- _TASK REQUIREMENTS_
Your task is to gather the lines below that hold the string "title".

- _DATA SECTION_
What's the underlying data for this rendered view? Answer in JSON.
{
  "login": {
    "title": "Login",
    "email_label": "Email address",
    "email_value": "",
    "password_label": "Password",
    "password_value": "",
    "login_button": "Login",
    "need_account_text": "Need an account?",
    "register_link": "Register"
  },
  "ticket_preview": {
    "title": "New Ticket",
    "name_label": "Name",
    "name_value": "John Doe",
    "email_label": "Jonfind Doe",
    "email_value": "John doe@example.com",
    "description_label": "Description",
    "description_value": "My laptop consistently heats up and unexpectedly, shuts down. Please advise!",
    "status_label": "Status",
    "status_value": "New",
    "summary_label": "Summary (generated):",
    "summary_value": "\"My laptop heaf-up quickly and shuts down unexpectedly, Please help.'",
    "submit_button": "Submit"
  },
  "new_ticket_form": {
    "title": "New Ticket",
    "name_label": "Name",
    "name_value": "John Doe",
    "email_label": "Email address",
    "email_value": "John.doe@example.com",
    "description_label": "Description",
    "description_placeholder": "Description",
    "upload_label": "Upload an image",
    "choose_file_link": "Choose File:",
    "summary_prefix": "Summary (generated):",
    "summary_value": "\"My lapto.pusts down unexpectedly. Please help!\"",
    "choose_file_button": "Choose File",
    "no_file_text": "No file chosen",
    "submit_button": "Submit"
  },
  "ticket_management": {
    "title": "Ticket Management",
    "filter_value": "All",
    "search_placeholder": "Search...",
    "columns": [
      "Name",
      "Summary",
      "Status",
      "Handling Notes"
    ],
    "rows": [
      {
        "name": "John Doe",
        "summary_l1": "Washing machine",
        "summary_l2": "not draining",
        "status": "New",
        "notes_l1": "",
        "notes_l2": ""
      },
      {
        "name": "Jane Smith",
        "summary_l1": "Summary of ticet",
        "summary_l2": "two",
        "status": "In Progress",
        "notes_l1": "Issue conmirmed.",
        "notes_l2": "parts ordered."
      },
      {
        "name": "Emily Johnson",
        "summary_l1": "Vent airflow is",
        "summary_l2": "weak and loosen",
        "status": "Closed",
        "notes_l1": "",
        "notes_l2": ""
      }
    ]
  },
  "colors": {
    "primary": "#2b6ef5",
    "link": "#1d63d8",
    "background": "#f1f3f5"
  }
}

- _ANSWER BOX_
    "title": "Login",
    "title": "New Ticket",
    "title": "New Ticket",
    "title": "Ticket Management",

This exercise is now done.